Thursday, December 17, 2009
The Power of Being an Educator: Ernesto Sabato's view on Education
Ernesto Sabato, one of the most renowned writers in Argentina, has devoted his life to learning. First, he got his PhD in physics and, after working several years as a researcher in Europe, he came back to Argentina to start his writing and teaching career. Either as a student, researcher or teacher, Ernesto Sabato has always been concerned with education. After reading his essay on Education in Latin America, I realised how much he has learnt throughout his life and, most importantly, how much we can learn from this amazing words. One of the most interesting aspects of his writing is the fact that, even though he has always been involved in high education, he is really concerned about elementary education (both primary and secondary). He claims that such education is vital for the lives of our children and adolescents and that it is during those years that students learn the most: to become full human beings. That is why Sabato emphasises the importance of what students are taught during that period. What are we teaching to our students? What is the relevance and usefulness of what they are taught? Two questions that we, as teachers-to-be, need to answer.

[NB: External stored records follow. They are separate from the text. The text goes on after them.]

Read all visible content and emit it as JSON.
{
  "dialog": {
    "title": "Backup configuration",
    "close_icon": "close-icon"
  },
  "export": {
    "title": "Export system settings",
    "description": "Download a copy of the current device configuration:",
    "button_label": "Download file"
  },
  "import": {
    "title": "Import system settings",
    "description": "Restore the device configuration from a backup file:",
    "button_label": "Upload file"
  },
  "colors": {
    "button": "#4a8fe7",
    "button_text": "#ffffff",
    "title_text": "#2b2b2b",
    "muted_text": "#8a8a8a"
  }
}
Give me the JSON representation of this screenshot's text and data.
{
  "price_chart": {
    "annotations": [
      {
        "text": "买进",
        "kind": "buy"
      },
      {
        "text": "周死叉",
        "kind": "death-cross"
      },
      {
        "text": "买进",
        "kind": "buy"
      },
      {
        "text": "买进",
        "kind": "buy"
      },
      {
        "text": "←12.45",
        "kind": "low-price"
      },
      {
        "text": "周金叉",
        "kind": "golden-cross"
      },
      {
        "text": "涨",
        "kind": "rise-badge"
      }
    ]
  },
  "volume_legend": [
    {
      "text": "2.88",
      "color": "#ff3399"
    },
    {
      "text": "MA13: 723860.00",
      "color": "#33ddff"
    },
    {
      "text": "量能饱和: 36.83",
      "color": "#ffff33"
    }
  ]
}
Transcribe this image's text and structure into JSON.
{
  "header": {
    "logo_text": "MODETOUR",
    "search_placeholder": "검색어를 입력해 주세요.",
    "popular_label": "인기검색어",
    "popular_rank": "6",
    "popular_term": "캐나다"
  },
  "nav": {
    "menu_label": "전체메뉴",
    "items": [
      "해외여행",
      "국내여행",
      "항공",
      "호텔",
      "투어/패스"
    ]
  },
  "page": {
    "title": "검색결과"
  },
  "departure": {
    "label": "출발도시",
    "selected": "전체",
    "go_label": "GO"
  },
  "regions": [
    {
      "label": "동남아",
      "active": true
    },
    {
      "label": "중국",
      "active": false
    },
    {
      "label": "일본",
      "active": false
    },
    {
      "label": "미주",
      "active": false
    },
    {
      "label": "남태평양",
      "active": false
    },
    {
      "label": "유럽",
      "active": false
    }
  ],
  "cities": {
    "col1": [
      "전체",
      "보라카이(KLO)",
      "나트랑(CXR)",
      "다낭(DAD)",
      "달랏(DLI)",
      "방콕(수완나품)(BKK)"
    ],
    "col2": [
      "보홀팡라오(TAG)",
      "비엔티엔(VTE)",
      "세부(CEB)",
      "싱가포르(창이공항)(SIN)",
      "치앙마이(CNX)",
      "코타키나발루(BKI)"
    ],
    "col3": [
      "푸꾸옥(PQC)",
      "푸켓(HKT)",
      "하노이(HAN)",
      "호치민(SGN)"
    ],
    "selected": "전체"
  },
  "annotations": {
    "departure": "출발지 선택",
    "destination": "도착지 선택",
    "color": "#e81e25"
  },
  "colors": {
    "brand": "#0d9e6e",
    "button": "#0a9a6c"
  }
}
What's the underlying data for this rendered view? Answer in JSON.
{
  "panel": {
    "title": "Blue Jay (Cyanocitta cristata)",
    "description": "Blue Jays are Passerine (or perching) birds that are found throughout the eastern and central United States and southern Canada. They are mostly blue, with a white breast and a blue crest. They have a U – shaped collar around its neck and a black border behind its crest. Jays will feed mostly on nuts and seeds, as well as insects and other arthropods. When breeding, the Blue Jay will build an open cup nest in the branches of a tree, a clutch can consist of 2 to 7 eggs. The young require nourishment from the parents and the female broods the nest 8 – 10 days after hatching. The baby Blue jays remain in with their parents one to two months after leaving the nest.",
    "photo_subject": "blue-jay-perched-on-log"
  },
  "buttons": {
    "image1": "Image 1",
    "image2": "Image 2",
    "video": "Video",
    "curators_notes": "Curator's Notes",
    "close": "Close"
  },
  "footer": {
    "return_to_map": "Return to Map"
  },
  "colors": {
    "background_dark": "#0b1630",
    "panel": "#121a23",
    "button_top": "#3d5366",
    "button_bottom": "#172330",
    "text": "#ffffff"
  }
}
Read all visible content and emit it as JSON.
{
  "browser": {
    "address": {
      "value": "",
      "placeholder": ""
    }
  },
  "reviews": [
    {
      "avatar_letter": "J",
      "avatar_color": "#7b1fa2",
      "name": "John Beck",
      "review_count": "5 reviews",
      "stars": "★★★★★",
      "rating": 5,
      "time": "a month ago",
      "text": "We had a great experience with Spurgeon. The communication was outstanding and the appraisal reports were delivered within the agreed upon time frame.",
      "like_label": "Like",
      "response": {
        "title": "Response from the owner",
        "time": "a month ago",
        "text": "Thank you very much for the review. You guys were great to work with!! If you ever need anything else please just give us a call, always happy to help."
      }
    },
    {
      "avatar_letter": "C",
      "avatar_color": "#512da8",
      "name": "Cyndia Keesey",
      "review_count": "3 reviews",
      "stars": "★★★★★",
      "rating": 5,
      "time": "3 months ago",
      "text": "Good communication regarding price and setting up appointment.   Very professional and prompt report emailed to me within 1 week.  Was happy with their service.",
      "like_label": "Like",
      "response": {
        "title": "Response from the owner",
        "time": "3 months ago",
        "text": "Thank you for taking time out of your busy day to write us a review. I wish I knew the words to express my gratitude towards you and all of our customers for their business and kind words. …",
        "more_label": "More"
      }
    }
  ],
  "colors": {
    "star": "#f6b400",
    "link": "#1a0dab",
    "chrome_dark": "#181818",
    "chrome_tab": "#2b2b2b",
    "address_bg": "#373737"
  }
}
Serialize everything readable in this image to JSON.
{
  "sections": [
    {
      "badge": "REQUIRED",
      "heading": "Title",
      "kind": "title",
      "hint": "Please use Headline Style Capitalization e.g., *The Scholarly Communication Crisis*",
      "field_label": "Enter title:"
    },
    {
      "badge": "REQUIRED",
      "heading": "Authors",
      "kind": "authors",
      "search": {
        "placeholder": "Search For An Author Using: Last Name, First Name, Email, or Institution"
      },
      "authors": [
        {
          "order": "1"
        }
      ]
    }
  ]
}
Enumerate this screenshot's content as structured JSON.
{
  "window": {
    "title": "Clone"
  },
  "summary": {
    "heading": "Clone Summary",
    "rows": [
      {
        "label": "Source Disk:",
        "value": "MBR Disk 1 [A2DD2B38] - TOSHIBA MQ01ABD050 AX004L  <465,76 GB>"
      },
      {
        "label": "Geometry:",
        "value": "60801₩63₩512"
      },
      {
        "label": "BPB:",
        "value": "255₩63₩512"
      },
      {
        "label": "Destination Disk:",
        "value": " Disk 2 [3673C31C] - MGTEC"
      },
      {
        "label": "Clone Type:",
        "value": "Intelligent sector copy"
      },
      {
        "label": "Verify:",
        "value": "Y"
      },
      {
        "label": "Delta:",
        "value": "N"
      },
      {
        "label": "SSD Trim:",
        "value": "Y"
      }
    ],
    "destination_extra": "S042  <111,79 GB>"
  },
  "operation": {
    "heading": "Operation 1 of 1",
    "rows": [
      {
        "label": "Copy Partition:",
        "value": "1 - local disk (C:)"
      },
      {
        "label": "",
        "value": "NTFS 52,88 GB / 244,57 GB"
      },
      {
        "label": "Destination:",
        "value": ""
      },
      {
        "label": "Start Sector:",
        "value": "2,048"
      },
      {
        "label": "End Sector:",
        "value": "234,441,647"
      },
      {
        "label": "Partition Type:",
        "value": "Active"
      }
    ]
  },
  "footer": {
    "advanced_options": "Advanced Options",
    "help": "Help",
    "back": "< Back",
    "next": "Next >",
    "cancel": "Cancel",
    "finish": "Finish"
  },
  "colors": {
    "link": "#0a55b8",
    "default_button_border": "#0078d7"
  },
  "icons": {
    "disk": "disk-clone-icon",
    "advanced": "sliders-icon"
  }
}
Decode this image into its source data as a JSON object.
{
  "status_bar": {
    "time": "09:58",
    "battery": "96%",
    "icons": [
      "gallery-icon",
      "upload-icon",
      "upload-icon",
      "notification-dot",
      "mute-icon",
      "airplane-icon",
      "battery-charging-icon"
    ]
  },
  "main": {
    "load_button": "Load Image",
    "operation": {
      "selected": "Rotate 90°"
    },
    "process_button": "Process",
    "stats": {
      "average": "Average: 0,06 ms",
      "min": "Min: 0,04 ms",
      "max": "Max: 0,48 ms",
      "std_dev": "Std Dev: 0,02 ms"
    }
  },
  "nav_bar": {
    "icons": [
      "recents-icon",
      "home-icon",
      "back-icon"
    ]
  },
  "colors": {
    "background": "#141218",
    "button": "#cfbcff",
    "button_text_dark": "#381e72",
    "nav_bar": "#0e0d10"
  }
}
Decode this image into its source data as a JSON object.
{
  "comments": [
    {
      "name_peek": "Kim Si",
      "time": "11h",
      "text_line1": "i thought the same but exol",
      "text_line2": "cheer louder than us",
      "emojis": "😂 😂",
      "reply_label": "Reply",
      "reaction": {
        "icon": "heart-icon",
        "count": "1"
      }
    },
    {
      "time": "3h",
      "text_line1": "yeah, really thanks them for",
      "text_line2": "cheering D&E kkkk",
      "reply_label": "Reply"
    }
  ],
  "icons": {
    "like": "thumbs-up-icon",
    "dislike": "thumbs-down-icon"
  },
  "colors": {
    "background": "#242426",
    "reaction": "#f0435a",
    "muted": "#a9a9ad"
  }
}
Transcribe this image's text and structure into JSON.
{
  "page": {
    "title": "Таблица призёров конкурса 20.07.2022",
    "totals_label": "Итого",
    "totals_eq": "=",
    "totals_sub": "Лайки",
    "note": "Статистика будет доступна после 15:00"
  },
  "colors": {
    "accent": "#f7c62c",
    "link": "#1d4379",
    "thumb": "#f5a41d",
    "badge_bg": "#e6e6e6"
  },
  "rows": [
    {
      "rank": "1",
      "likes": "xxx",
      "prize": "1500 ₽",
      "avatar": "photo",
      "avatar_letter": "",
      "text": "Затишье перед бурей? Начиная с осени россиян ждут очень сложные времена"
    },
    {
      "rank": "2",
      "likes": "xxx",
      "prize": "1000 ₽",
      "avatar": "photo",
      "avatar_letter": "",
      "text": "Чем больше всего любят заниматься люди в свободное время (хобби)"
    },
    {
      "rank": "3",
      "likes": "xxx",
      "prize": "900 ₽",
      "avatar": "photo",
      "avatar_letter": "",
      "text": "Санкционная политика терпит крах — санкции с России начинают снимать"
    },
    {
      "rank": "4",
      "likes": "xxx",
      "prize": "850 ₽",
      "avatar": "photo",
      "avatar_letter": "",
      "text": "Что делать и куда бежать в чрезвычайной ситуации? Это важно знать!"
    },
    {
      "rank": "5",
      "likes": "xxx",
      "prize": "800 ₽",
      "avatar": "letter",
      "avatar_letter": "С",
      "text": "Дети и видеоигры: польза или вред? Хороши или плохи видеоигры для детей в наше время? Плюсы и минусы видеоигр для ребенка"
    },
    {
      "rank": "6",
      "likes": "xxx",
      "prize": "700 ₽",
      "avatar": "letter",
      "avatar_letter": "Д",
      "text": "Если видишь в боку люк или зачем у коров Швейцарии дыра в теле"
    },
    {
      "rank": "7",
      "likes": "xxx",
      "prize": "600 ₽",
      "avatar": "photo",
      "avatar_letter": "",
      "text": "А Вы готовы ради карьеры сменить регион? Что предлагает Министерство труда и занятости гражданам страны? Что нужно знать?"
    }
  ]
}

Content is the main concern, if not the only one, of most of the school’s syllabi. However, is content everything our students need? Or are there other aspects that need to be tackled? In my humble opinion, I must admit that I do agree with Sabato. Even though content is important, it is by no means the only thing our students need. He calls for an integrative approach to teaching in which students are guided towards self-discovery and integration of what they have learnt into their lives. We should not teach English to our students but give them the learning tools with which they will go on learning after their schooling is over. He says that instead of knowledge students should be given only the essential contents from which they will build their own knowledge. Teaching does not finish when we give our students the information. On the contrary, teaching should start there. Information and content can be taken, nowadays, from many sources, but the ability to think, reason and criticise can only be incorporated if our teachers foster and encourage them. We do not need to teach our students every single thing we know but what we teach should be done passionately and with the intention to form full human beings as the main goal.
We are teachers but, above all, we are educators. We have the possibility and the responsibility to make the best out of the role we have chosen. Teaching only English can be the easiest path but teaching people how to make use of all the potential they have will definitely be more enriching both for us and for our students.
“Not Information But Formation” is our main challenge, if you believe, as Sabato does, that education goes certainly beyond learning.